What is needed here is an exact copy of every entry.
"""
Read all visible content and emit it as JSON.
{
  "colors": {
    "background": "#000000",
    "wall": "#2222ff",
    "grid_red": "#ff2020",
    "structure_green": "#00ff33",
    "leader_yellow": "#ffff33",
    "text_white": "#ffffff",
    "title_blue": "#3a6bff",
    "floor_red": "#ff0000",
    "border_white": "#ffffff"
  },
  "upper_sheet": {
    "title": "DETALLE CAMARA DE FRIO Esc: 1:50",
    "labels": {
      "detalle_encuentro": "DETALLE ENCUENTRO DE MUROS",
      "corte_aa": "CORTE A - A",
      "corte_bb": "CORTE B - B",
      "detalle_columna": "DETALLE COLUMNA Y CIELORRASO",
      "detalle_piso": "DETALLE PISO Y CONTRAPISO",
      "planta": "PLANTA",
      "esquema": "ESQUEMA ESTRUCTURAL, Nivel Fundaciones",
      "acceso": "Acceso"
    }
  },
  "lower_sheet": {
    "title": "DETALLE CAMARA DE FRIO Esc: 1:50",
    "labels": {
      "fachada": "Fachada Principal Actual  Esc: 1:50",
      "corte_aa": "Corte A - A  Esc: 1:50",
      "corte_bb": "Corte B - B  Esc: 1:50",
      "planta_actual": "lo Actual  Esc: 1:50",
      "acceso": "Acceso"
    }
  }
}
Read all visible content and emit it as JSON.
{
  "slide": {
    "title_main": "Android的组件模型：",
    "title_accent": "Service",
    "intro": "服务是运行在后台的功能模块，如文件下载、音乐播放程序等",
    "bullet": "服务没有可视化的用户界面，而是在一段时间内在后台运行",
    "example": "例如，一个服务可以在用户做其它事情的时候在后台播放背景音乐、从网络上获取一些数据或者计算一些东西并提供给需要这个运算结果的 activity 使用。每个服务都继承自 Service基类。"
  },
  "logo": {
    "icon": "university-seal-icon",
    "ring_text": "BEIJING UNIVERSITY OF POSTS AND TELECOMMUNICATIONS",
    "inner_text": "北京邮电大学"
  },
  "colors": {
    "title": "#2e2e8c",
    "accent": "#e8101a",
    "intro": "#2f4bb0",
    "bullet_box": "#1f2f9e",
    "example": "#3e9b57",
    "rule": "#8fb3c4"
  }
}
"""
• [YOUR SOLUTION]
Read all visible content and emit it as JSON.
{
  "colors": {
    "background": "#000000",
    "wall": "#2222ff",
    "grid_red": "#ff2020",
    "structure_green": "#00ff33",
    "leader_yellow": "#ffff33",
    "text_white": "#ffffff",
    "title_blue": "#3a6bff",
    "floor_red": "#ff0000",
    "border_white": "#ffffff"
  },
  "upper_sheet": {
    "title": "DETALLE CAMARA DE FRIO Esc: 1:50",
    "labels": {
      "detalle_encuentro": "DETALLE ENCUENTRO DE MUROS",
      "corte_aa": "CORTE A - A",
      "corte_bb": "CORTE B - B",
      "detalle_columna": "DETALLE COLUMNA Y CIELORRASO",
      "detalle_piso": "DETALLE PISO Y CONTRAPISO",
      "planta": "PLANTA",
      "esquema": "ESQUEMA ESTRUCTURAL, Nivel Fundaciones",
      "acceso": "Acceso"
    }
  },
  "lower_sheet": {
    "title": "DETALLE CAMARA DE FRIO Esc: 1:50",
    "labels": {
      "fachada": "Fachada Principal Actual  Esc: 1:50",
      "corte_aa": "Corte A - A  Esc: 1:50",
      "corte_bb": "Corte B - B  Esc: 1:50",
      "planta_actual": "lo Actual  Esc: 1:50",
      "acceso": "Acceso"
    }
  }
}
Read all visible content and emit it as JSON.
{
  "slide": {
    "title_main": "Android的组件模型：",
    "title_accent": "Service",
    "intro": "服务是运行在后台的功能模块，如文件下载、音乐播放程序等",
    "bullet": "服务没有可视化的用户界面，而是在一段时间内在后台运行",
    "example": "例如，一个服务可以在用户做其它事情的时候在后台播放背景音乐、从网络上获取一些数据或者计算一些东西并提供给需要这个运算结果的 activity 使用。每个服务都继承自 Service基类。"
  },
  "logo": {
    "icon": "university-seal-icon",
    "ring_text": "BEIJING UNIVERSITY OF POSTS AND TELECOMMUNICATIONS",
    "inner_text": "北京邮电大学"
  },
  "colors": {
    "title": "#2e2e8c",
    "accent": "#e8101a",
    "intro": "#2f4bb0",
    "bullet_box": "#1f2f9e",
    "example": "#3e9b57",
    "rule": "#8fb3c4"
  }
}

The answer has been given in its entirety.